_EXERCISE PROMPT_:
Your output must match the records below character for character.

_INFORMATION GIVEN_:
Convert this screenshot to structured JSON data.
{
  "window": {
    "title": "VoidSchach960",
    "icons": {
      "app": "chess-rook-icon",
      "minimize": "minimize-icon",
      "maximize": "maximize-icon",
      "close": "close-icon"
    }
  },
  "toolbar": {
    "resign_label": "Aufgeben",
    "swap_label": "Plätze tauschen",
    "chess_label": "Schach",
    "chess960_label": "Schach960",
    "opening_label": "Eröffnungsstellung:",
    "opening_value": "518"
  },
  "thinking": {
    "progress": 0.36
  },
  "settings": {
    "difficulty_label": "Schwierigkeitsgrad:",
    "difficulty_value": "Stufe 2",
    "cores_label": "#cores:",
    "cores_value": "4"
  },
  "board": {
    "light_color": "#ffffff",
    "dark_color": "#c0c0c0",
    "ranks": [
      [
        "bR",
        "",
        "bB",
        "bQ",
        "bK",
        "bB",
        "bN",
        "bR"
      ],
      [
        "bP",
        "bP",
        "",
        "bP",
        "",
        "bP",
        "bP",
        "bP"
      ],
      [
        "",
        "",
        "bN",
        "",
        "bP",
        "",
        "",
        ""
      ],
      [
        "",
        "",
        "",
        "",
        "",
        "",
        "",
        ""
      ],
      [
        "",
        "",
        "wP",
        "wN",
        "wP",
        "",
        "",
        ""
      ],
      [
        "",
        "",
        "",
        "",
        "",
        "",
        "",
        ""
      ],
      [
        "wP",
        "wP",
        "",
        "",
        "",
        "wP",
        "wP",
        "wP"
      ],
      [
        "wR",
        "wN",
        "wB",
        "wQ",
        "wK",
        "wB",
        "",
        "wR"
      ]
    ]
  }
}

_RESPONSE FOR THIS EXERCISE_:
Convert this screenshot to structured JSON data.
{
  "window": {
    "title": "VoidSchach960",
    "icons": {
      "app": "chess-rook-icon",
      "minimize": "minimize-icon",
      "maximize": "maximize-icon",
      "close": "close-icon"
    }
  },
  "toolbar": {
    "resign_label": "Aufgeben",
    "swap_label": "Plätze tauschen",
    "chess_label": "Schach",
    "chess960_label": "Schach960",
    "opening_label": "Eröffnungsstellung:",
    "opening_value": "518"
  },
  "thinking": {
    "progress": 0.36
  },
  "settings": {
    "difficulty_label": "Schwierigkeitsgrad:",
    "difficulty_value": "Stufe 2",
    "cores_label": "#cores:",
    "cores_value": "4"
  },
  "board": {
    "light_color": "#ffffff",
    "dark_color": "#c0c0c0",
    "ranks": [
      [
        "bR",
        "",
        "bB",
        "bQ",
        "bK",
        "bB",
        "bN",
        "bR"
      ],
      [
        "bP",
        "bP",
        "",
        "bP",
        "",
        "bP",
        "bP",
        "bP"
      ],
      [
        "",
        "",
        "bN",
        "",
        "bP",
        "",
        "",
        ""
      ],
      [
        "",
        "",
        "",
        "",
        "",
        "",
        "",
        ""
      ],
      [
        "",
        "",
        "wP",
        "wN",
        "wP",
        "",
        "",
        ""
      ],
      [
        "",
        "",
        "",
        "",
        "",
        "",
        "",
        ""
      ],
      [
        "wP",
        "wP",
        "",
        "",
        "",
        "wP",
        "wP",
        "wP"
      ],
      [
        "wR",
        "wN",
        "wB",
        "wQ",
        "wK",
        "wB",
        "",
        "wR"
      ]
    ]
  }
}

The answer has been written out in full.